§ Available data
= = = = = = =
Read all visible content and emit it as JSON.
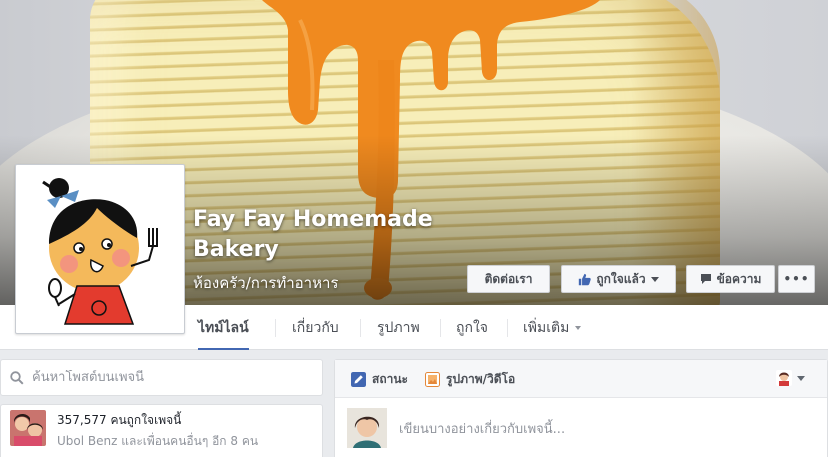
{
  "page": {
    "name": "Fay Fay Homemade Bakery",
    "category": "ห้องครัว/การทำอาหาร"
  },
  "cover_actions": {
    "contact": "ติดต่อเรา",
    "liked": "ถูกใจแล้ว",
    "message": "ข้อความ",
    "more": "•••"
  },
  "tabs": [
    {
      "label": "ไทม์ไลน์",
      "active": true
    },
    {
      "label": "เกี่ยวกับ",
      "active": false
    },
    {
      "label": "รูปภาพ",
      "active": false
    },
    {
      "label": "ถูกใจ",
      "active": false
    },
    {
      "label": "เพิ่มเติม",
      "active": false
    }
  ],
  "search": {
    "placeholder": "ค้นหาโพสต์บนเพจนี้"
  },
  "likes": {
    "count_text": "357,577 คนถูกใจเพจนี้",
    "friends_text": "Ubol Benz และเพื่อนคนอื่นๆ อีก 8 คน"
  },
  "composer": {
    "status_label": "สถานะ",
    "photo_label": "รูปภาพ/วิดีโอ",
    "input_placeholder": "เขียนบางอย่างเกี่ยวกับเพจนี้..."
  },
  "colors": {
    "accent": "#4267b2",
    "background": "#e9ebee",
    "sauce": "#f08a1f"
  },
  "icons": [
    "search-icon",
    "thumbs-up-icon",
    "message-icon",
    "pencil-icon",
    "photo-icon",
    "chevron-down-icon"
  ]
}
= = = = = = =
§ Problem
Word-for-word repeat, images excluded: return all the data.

§ Reply to the exercise
Read all visible content and emit it as JSON.
{
  "page": {
    "name": "Fay Fay Homemade Bakery",
    "category": "ห้องครัว/การทำอาหาร"
  },
  "cover_actions": {
    "contact": "ติดต่อเรา",
    "liked": "ถูกใจแล้ว",
    "message": "ข้อความ",
    "more": "•••"
  },
  "tabs": [
    {
      "label": "ไทม์ไลน์",
      "active": true
    },
    {
      "label": "เกี่ยวกับ",
      "active": false
    },
    {
      "label": "รูปภาพ",
      "active": false
    },
    {
      "label": "ถูกใจ",
      "active": false
    },
    {
      "label": "เพิ่มเติม",
      "active": false
    }
  ],
  "search": {
    "placeholder": "ค้นหาโพสต์บนเพจนี้"
  },
  "likes": {
    "count_text": "357,577 คนถูกใจเพจนี้",
    "friends_text": "Ubol Benz และเพื่อนคนอื่นๆ อีก 8 คน"
  },
  "composer": {
    "status_label": "สถานะ",
    "photo_label": "รูปภาพ/วิดีโอ",
    "input_placeholder": "เขียนบางอย่างเกี่ยวกับเพจนี้..."
  },
  "colors": {
    "accent": "#4267b2",
    "background": "#e9ebee",
    "sauce": "#f08a1f"
  },
  "icons": [
    "search-icon",
    "thumbs-up-icon",
    "message-icon",
    "pencil-icon",
    "photo-icon",
    "chevron-down-icon"
  ]
}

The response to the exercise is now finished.